Ms Irene Subalik is one of the newly chosen trainers. Ms Irene Subalik comes from Nissan Island and her childhood dream was to become a teacher. However, unable to attend teacher’s college after completing Grade 12, she instead focussed her attention on community work. She joined her church youth group and became an active member of the Nissan District Women’s Federation.

Now, through her involvement with the Young Women in Leadership Project (YWLP), Ms Subalik has been employed as a short term researcher and trainer, conducting leadership trainings for Caritas Australia’s Catholic Youth Leadership Program.

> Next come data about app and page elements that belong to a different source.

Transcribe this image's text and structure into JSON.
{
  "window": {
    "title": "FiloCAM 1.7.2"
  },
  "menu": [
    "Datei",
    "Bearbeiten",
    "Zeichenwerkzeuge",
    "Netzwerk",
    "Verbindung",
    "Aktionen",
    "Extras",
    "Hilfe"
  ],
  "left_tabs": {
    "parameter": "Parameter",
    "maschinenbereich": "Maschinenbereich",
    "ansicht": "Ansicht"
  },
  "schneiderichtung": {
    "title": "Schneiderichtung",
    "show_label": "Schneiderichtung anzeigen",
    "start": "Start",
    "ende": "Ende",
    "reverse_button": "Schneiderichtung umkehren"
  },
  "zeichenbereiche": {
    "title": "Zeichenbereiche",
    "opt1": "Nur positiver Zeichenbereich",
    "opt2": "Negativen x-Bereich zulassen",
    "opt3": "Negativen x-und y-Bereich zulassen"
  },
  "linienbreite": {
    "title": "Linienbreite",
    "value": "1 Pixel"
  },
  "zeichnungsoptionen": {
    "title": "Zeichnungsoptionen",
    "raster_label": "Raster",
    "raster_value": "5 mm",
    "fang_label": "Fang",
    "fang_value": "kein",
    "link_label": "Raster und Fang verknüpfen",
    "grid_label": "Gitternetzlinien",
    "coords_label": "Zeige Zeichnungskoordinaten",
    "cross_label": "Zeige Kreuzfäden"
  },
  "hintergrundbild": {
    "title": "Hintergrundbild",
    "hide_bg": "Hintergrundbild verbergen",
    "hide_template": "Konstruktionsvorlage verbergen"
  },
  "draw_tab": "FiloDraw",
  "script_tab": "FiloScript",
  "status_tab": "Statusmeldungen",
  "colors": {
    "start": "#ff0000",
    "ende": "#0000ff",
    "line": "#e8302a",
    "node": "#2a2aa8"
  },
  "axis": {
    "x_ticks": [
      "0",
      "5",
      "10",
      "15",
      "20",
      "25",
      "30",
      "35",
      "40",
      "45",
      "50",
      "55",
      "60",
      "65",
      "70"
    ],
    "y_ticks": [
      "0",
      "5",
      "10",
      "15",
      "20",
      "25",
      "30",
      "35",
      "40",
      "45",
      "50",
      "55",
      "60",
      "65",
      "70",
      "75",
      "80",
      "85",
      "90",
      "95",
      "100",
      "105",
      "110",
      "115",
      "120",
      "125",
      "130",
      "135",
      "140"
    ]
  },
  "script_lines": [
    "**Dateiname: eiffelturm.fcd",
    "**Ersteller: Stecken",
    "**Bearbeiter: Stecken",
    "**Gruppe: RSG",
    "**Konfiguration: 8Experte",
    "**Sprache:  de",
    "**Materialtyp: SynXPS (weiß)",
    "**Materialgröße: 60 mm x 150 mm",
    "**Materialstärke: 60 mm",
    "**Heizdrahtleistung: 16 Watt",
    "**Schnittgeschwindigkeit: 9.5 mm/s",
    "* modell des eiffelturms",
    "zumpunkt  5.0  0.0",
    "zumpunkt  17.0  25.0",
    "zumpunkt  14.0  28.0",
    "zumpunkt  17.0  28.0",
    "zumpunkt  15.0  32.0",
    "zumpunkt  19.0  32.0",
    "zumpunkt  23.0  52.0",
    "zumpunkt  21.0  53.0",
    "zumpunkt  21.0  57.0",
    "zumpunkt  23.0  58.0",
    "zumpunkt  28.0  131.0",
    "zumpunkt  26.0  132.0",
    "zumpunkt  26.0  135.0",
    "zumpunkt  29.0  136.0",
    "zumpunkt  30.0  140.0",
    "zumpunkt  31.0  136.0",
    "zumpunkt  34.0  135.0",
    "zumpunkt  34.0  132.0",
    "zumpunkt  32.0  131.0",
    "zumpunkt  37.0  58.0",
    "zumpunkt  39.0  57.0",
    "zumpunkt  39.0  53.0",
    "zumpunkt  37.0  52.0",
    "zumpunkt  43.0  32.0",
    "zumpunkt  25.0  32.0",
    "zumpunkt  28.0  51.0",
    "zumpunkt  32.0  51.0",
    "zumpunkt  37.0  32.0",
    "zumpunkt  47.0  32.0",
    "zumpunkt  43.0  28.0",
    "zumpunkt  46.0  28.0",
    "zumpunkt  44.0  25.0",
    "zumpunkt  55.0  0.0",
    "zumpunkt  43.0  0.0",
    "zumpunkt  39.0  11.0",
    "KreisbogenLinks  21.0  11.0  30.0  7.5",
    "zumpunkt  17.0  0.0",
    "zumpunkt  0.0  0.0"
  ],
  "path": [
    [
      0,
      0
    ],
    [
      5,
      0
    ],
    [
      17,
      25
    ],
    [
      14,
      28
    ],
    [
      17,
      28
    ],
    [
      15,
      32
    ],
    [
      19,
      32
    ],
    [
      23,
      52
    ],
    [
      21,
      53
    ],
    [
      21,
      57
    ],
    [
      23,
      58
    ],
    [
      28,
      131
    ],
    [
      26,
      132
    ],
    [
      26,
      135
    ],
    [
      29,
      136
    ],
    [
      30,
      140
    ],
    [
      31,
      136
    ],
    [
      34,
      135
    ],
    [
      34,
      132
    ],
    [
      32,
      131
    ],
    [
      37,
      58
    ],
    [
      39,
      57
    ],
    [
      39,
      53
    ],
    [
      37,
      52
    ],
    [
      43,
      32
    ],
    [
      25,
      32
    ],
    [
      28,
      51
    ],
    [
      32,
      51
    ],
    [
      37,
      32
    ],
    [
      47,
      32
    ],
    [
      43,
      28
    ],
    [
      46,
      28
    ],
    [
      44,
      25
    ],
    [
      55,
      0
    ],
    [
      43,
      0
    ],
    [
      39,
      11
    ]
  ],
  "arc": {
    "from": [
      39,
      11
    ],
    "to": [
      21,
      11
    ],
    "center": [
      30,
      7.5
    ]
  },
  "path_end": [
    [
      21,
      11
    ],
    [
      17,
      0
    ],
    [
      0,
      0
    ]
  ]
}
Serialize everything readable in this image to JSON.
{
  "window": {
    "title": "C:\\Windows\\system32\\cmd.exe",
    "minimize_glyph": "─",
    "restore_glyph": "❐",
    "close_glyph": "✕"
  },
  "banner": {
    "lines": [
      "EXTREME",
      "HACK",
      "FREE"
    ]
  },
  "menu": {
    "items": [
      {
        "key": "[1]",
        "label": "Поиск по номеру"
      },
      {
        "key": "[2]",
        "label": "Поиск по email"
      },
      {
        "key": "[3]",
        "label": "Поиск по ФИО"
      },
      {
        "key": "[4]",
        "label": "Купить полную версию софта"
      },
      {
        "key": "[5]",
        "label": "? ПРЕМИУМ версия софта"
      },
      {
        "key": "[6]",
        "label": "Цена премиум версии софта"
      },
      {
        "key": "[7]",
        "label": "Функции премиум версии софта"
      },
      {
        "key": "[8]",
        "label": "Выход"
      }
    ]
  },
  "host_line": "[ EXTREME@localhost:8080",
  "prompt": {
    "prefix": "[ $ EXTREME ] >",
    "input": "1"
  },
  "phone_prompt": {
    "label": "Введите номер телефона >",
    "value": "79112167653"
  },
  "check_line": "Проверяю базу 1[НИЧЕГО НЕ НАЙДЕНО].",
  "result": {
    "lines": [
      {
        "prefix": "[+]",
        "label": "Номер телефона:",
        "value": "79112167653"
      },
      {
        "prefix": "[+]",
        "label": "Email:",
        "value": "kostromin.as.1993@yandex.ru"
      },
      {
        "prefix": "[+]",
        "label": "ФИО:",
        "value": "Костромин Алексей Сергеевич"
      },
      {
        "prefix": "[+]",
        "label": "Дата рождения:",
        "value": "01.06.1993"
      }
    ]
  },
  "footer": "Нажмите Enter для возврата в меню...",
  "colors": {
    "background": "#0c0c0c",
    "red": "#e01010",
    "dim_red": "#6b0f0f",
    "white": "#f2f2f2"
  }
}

Reflecting on her experience with the project, Ms Subalik said: ‘After attending the ToT (Training of Trainers), coupled with mentoring from Bougainville Women’s Federation staff and the experience from running two leadership trainings for Caritas young women program, I feel I’m very capable of running other trainings that I have already attended and importantly knowing the context of the target communities or groups. To me it’s not just about being a trainer that matters but also being an advocator on issues that are affecting young women and encouraging them on making informed choices in their lives. My involvement with the YWLP has brought me this far because of my commitment to learn and build my capacity to help young women and people in my community.’

Project name: Increasing Political Participation of Women in Samoa (IPPWS)
Project partner: United Nations Development Programme (UNDP)
Total funding: $500,000
Funding timeframe: 2015–2016

A reserved seats quota for women was used for the first time in Samoa in the March 2016 elections. In the lead up to the election, the IPPWS program worked to build the capacity of women candidates and to educate voters about the introduction of reserved seats. Following the election, the program turned its attention to post election mentoring support.

Ms Faimalotoa Kika Stowers (in blue), one of three women MPs in Samoa, at an election information session in Samoa. The session focused on the impact of the Constitutional Amendment Act of 2013 that guaranteed 10 percent of seats in Samoa’s Legislative Assembly for women. Photo: Ellie van Baaren/UN Women.

Pacific Women supports IPPWS’ work on awareness raising, education and capacity building for women participating in the electoral process, and training for political parties.

In the past year, activities focused on the national elections, with strong use of social media and multimedia communications.

IPPWS’ initiatives included the first ever weekly talk back show on Samoan radio dedicated to women in politics Fa’asoa I Le Palota (Elections Talk) and a radio drama following the story of a woman running for office Fa’atino Lou Vala’auina (Follow Your Calling). IPPWS’ radio and TV productions were received by over 80,000 people.

National University of Samoa journalism students taking part in the IPPWS program training on gender sensitive election coverage. Photo: Ellie van Baaren/UN Women.

Journalism students at the National University of Samoa participated in a workshop on gender sensitive election reporting. Attitudes shifted significantly as a result of the IPPWS training. Before, 68 percent of students agreed that men were naturally better leaders than women; after, this dropped to 23 percent. Before the training, 68 percent of the students believed there was no such thing as sexist language; this fell to 40 percent afterwards.

Following the elections, the new women parliamentarians had the opportunity to attend a mentoring retreat with women parliamentarians from Australia, New Zealand, Fiji and Samoa. These discussions were held in a safe environment which facilitated knowledge sharing and lessons learned. The group tackled issues such as how women parliamentarians can be most effective in the parliament chamber and understanding how political and cultural hierarchies affect the work of MPs on a day-to-day basis.

Of the 164 candidates who stood for election, 24 were women. Four women candidates were elected outright, with a fifth being appointed to reach the 10 percent quota of women parliamentarians required by the reserved seats measure. This raises women’s political representation in Samoa above the regional Pacific average of 6.7 percent (excluding Australia and New Zealand).